[Records excerpted from a collection]
........

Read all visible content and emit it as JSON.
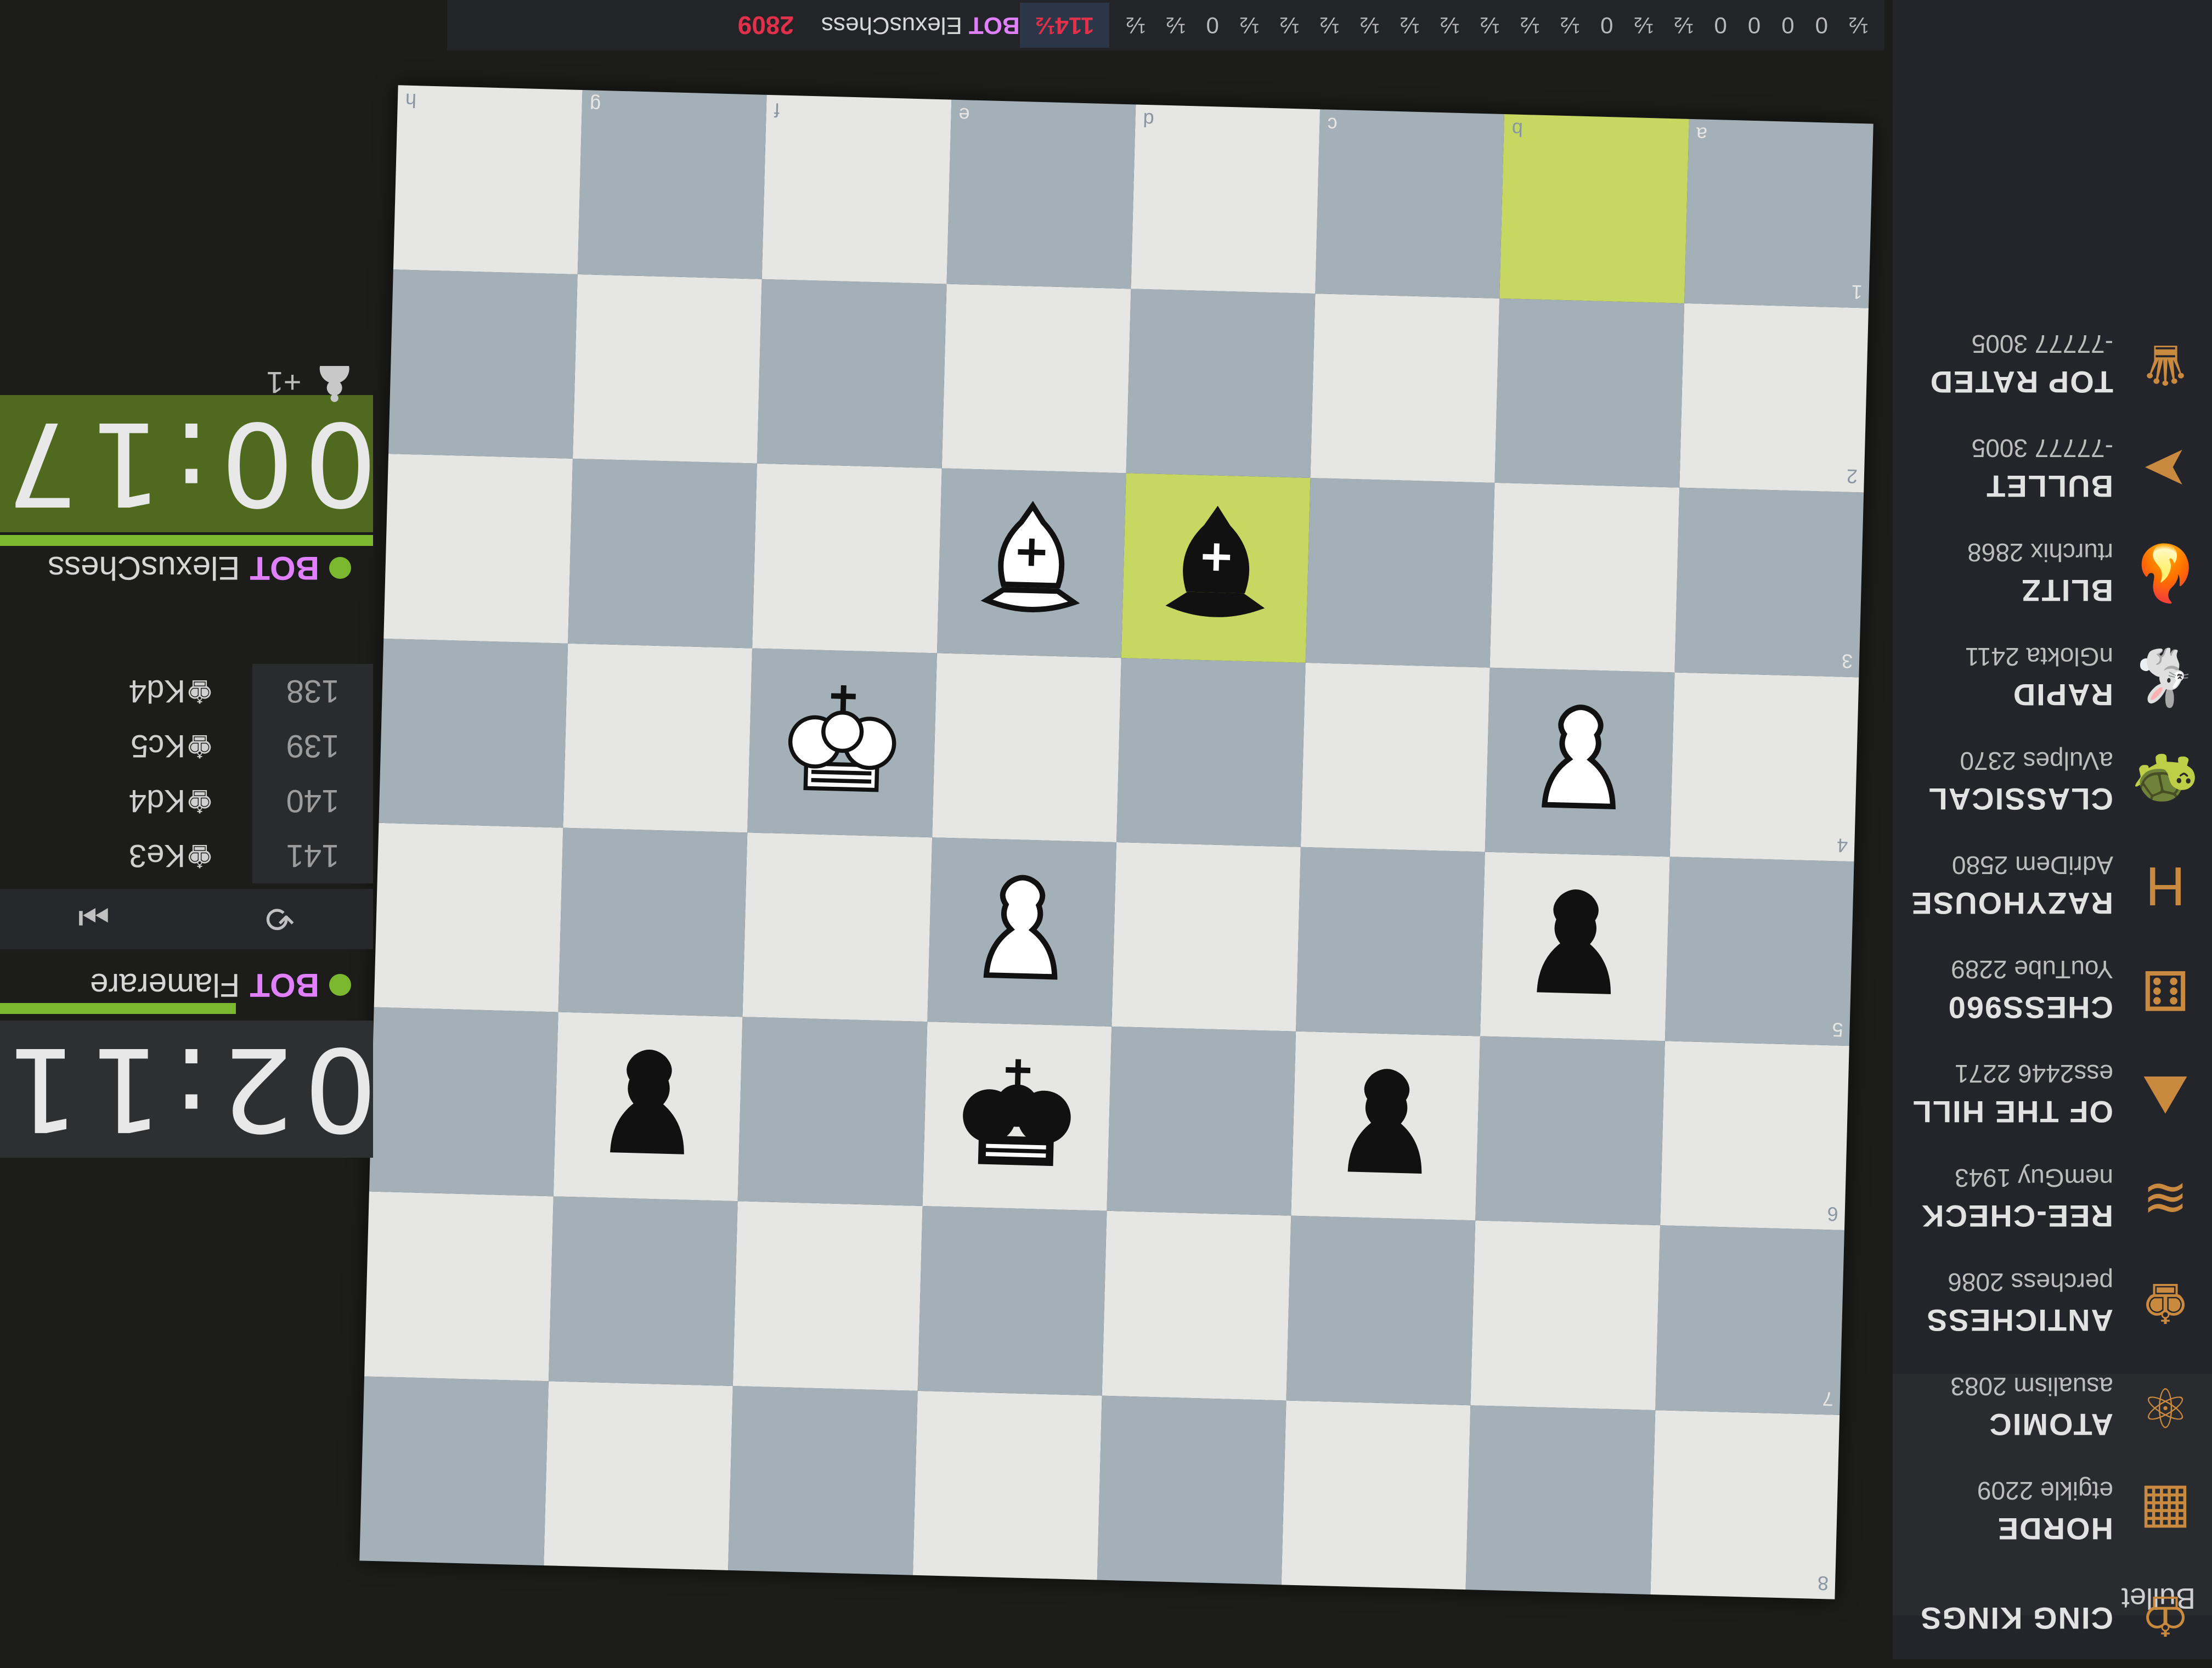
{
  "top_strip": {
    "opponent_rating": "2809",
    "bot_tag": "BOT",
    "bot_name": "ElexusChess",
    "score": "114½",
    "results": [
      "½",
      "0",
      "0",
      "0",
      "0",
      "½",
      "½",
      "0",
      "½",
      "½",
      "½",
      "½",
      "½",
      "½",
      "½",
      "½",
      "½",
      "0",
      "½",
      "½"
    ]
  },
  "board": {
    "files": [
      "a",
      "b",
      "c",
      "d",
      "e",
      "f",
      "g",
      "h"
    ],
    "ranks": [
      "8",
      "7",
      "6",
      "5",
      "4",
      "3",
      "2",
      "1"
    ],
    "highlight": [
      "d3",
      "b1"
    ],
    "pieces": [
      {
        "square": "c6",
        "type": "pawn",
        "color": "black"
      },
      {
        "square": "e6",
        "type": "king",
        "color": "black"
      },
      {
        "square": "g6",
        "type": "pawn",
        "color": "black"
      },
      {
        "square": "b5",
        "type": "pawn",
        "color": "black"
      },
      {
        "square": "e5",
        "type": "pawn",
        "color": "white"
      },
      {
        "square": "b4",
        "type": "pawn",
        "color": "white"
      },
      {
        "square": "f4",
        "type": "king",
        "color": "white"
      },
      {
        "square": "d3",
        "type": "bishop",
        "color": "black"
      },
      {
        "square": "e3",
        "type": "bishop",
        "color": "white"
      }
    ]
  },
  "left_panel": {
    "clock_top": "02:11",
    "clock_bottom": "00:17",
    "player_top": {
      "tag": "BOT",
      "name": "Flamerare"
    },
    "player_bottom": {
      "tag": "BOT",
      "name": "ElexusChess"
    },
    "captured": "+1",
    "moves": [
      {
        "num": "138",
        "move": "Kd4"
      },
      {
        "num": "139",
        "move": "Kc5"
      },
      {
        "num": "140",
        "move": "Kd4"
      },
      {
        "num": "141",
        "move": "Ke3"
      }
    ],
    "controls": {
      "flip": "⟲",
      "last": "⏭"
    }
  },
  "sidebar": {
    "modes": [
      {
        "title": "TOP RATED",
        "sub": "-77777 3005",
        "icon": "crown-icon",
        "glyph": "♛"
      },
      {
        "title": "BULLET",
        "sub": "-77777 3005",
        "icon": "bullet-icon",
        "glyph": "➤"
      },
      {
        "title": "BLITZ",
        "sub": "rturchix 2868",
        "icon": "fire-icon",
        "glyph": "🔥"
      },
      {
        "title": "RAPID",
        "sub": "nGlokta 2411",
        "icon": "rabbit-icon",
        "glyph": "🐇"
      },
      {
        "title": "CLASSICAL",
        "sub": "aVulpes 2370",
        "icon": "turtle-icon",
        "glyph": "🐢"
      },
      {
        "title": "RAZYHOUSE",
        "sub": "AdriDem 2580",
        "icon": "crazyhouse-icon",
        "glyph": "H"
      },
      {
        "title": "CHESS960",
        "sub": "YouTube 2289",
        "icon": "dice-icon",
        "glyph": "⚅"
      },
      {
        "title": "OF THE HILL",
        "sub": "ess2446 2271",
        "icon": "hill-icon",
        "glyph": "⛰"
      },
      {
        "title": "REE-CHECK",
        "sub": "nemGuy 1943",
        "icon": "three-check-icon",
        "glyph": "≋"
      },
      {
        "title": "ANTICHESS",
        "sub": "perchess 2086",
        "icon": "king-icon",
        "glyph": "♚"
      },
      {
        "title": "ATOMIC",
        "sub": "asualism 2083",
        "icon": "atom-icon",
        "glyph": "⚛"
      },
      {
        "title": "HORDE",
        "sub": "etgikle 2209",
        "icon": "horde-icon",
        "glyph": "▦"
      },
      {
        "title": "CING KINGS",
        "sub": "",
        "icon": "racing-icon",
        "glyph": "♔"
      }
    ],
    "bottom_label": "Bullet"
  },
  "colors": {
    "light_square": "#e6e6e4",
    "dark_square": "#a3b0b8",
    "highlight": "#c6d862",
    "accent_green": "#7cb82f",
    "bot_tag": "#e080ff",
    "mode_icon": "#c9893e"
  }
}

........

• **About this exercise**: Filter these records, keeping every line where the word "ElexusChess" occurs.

• **The completed task**:
    "bot_name": "ElexusChess",
      "name": "ElexusChess"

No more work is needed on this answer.